Keystone Magazine - Page 69

Q: One of Keystone’s educational objectives is to teach students how to successfully navigate the changing technological landscape. In order to achieve this goal, Keystone should make sure that its teachers and students are ahead of the technology curve. How are Keystone’s facilities, hardware and software, planned and designed to ensure that this educational objective is reached? A: Dong Ai: We describe our infrastructure design as simple, reliable and engaging. We understand that the end-user will only be willing to try, and use, the technology if it is simple. So in order to realize the true value of our technologies, we must ensure their simplicity on the front end. On the back end, we will not only emphasize information safety and the connection between online and offline networks, but we will make sure that the back end technologies are accessible at all times – many times the accessibility of these technologies is compromised because of the concern with information safety. Moreover, sometimes teachers and students will need to move from one location to another, but because the IT is not flexible it is unable to allow for this move and therefore negatively affects the learning process. We will not allow this to happen. Finally, our infrastructure design will be engaging because we understand that students and teachers will only use something that is engaging. In addition to providing these simple, reliable and engaging technologies, we will work to make sure that the end-users know how to use these technologies. Traditionally, people call our department and staff the Information Technology department. However, it is a priority of mine that others come to know our department and staff as Technology Integrators (TI), who act as information technology education consultants. Our staff will be responsible for integrating our innovative technologies to support teaching and learning, first and foremost. Sean: Since we are building Keystone from the ground up, we have a unique opportunity to ensure that we have the ability to support technology, education and growth from the beginning. This autonomy is phenomenal because it gives us the liberty to not only think about what will happen next year, but what will happen 10 or 15 years down the road. Beyond this, we will be early adapters in China to source, research, filter and implement the newest technologies. To show our commitment to our teachers, we will have a training classroom for adults where they can ask questions about, test, and learn implementation techniques. TI staff will also work closely with teachers to collect and understand the feedback they have from using the technologies. This type of communication should narrow the gap between and promote the development of education and technology at Keystone. “It is a priority that others come to know our department and staff as Technology Integrators (TI), who act as information technology education consultants.” Q: Students have the option to board in grades 7 and 8. Starting in grade 9, students are required to board. How will technology be used in the residential program? How will Keystone cultivate a student’s sense of responsibility to ensure the proper awareness and usage of the internet? A: Dong Ai: In addition to time that boarder’s spend in class, the after-school activities that they participate in at night will also include the use of technologies such as iPads, laptops, video cameras, etc. When a student returns to the dorm, for example, they might receive a notification that it is their classmate’s birthday and they are planning a birthday party that will start at 7 pm. How does this happen?
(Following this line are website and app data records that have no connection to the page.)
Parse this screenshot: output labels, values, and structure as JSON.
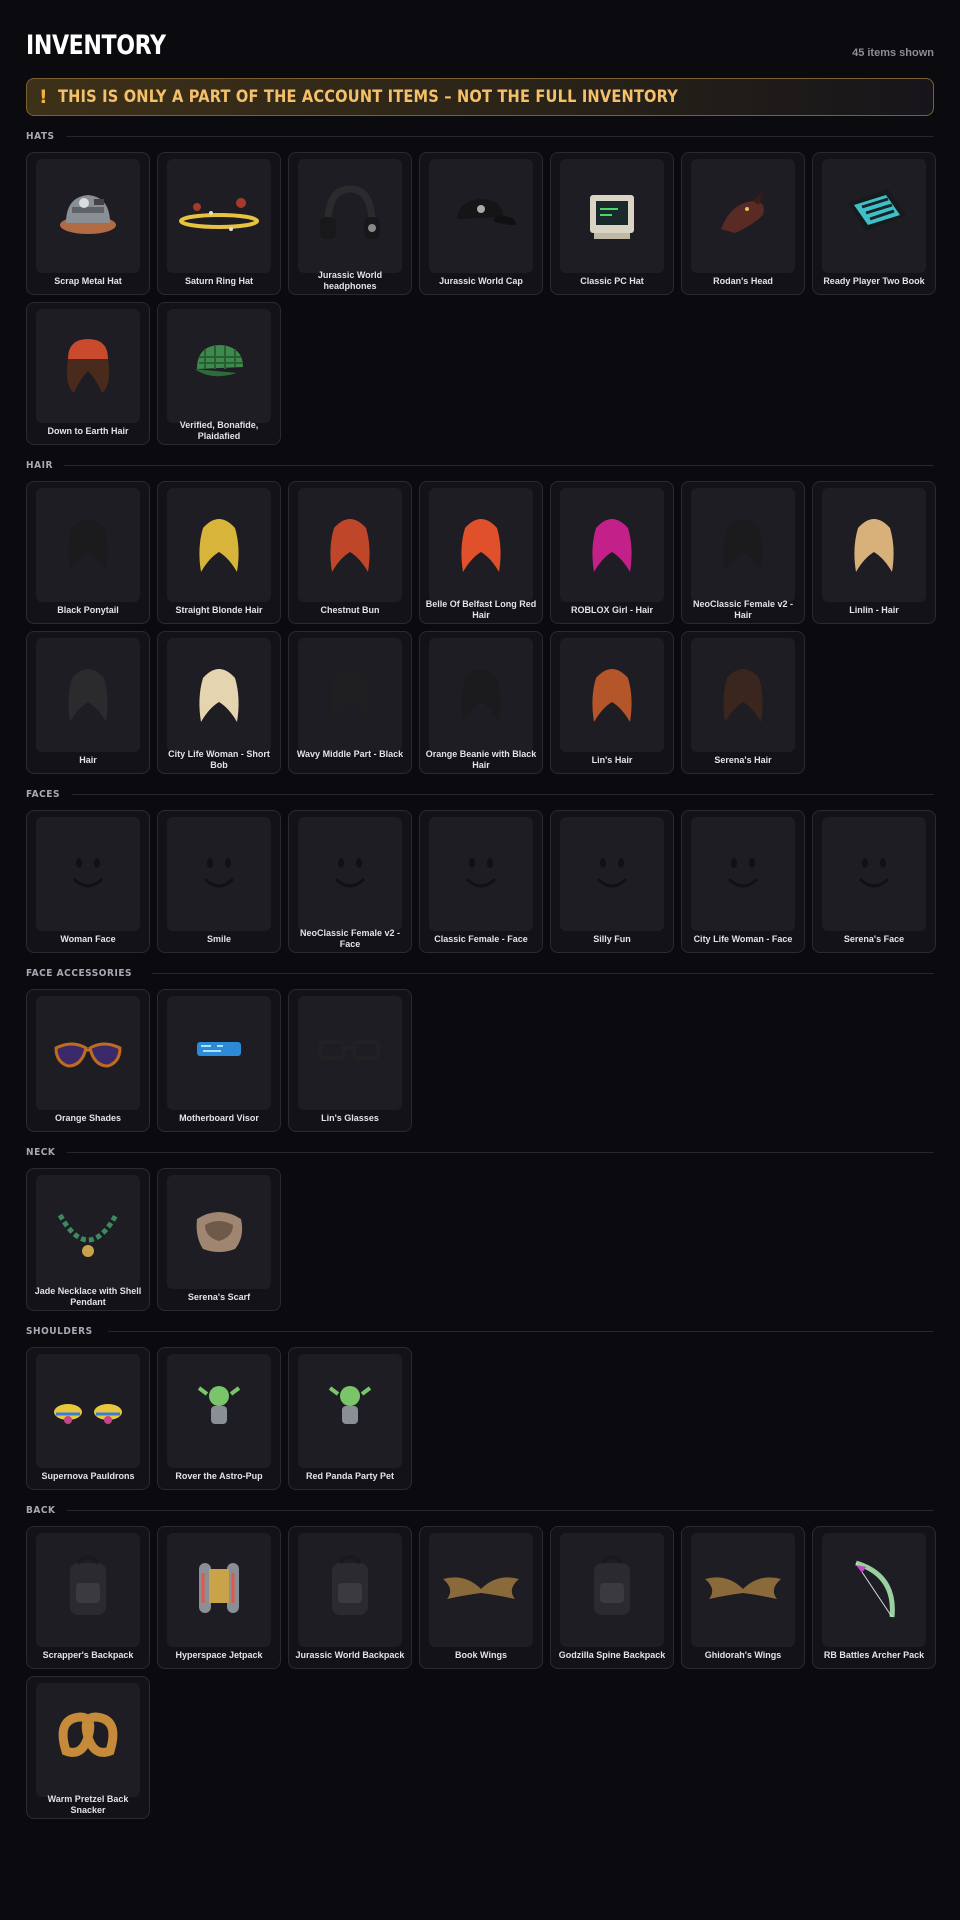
{
  "header": {
    "title": "INVENTORY",
    "count": "45 items shown"
  },
  "notice": {
    "icon": "!",
    "text": "THIS IS ONLY A PART OF THE ACCOUNT ITEMS – NOT THE FULL INVENTORY"
  },
  "colors": {
    "background": "#0a0a0f",
    "card": "#121217",
    "thumb": "#1d1d23",
    "notice_text": "#f4c069",
    "notice_border": "#7a6130"
  },
  "sections": [
    {
      "label": "HATS",
      "items": [
        {
          "name": "Scrap Metal Hat",
          "icon": "scrap-metal-hat-icon"
        },
        {
          "name": "Saturn Ring Hat",
          "icon": "saturn-ring-hat-icon"
        },
        {
          "name": "Jurassic World headphones",
          "icon": "headphones-icon"
        },
        {
          "name": "Jurassic World Cap",
          "icon": "cap-icon"
        },
        {
          "name": "Classic PC Hat",
          "icon": "pc-monitor-icon"
        },
        {
          "name": "Rodan's Head",
          "icon": "dragon-head-icon"
        },
        {
          "name": "Ready Player Two Book",
          "icon": "book-icon"
        },
        {
          "name": "Down to Earth Hair",
          "icon": "beanie-hair-icon"
        },
        {
          "name": "Verified, Bonafide, Plaidafied",
          "icon": "plaid-cap-icon"
        }
      ]
    },
    {
      "label": "HAIR",
      "items": [
        {
          "name": "Black Ponytail",
          "icon": "hair-icon"
        },
        {
          "name": "Straight Blonde Hair",
          "icon": "hair-icon"
        },
        {
          "name": "Chestnut Bun",
          "icon": "hair-icon"
        },
        {
          "name": "Belle Of Belfast Long Red Hair",
          "icon": "hair-icon"
        },
        {
          "name": "ROBLOX Girl - Hair",
          "icon": "hair-icon"
        },
        {
          "name": "NeoClassic Female v2 - Hair",
          "icon": "hair-icon"
        },
        {
          "name": "Linlin - Hair",
          "icon": "hair-icon"
        },
        {
          "name": "Hair",
          "icon": "hair-icon"
        },
        {
          "name": "City Life Woman - Short Bob",
          "icon": "hair-icon"
        },
        {
          "name": "Wavy Middle Part - Black",
          "icon": "hair-icon"
        },
        {
          "name": "Orange Beanie with Black Hair",
          "icon": "hair-icon"
        },
        {
          "name": "Lin's Hair",
          "icon": "hair-icon"
        },
        {
          "name": "Serena's Hair",
          "icon": "hair-icon"
        }
      ]
    },
    {
      "label": "FACES",
      "items": [
        {
          "name": "Woman Face",
          "icon": "face-icon"
        },
        {
          "name": "Smile",
          "icon": "face-icon"
        },
        {
          "name": "NeoClassic Female v2 - Face",
          "icon": "face-icon"
        },
        {
          "name": "Classic Female - Face",
          "icon": "face-icon"
        },
        {
          "name": "Silly Fun",
          "icon": "face-icon"
        },
        {
          "name": "City Life Woman - Face",
          "icon": "face-icon"
        },
        {
          "name": "Serena's Face",
          "icon": "face-icon"
        }
      ]
    },
    {
      "label": "FACE ACCESSORIES",
      "items": [
        {
          "name": "Orange Shades",
          "icon": "sunglasses-icon"
        },
        {
          "name": "Motherboard Visor",
          "icon": "visor-icon"
        },
        {
          "name": "Lin's Glasses",
          "icon": "glasses-icon"
        }
      ]
    },
    {
      "label": "NECK",
      "items": [
        {
          "name": "Jade Necklace with Shell Pendant",
          "icon": "necklace-icon"
        },
        {
          "name": "Serena's Scarf",
          "icon": "scarf-icon"
        }
      ]
    },
    {
      "label": "SHOULDERS",
      "items": [
        {
          "name": "Supernova Pauldrons",
          "icon": "pauldrons-icon"
        },
        {
          "name": "Rover the Astro-Pup",
          "icon": "pet-icon"
        },
        {
          "name": "Red Panda Party Pet",
          "icon": "pet-icon"
        }
      ]
    },
    {
      "label": "BACK",
      "items": [
        {
          "name": "Scrapper's Backpack",
          "icon": "backpack-icon"
        },
        {
          "name": "Hyperspace Jetpack",
          "icon": "jetpack-icon"
        },
        {
          "name": "Jurassic World Backpack",
          "icon": "backpack-icon"
        },
        {
          "name": "Book Wings",
          "icon": "wings-icon"
        },
        {
          "name": "Godzilla Spine Backpack",
          "icon": "backpack-icon"
        },
        {
          "name": "Ghidorah's Wings",
          "icon": "wings-icon"
        },
        {
          "name": "RB Battles Archer Pack",
          "icon": "bow-icon"
        },
        {
          "name": "Warm Pretzel Back Snacker",
          "icon": "pretzel-icon"
        }
      ]
    }
  ]
}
Our wireless network can provide us access points to know a particular student’s location, and based on that student’s location provide them with fixed information. No matter what the program or activity is, all students can be informed in this way. Information about daily food menus, the school’s calendar, and homework can all be obtained through a cell phone or computer by simply scanning a bar code. We are also now considering integrating the use of motion sensor technologies. So we hope to virtualize many areas of the student’s boarding life. Sean: Students will have internet access so that they can complete their homework and check email, among other tasks. Teachers who are on duty will support and monitor students to ensure proper usage of the technologies available. National and school policies will delineate what students can and cannot do with the technologies available to them. The expectation for teachers is that they not only know these policies, but are adept at communicating these policies and the ramifications of breaking them to students. We understand that students will try to cross the line, but we will endeavor to help them understand the fact that actions have consequences – some of which may actually be adverse to their own personal interests. In addition, dorm team members will be responsible for compiling a running log of what happens each night so that everyone knows what is going on with the students. If I am on duty on Tuesday night, for example, I will already know, from reading the logs, that Student A had a difficult time on Monday, and therefore be better prepared to work with that respective student. 67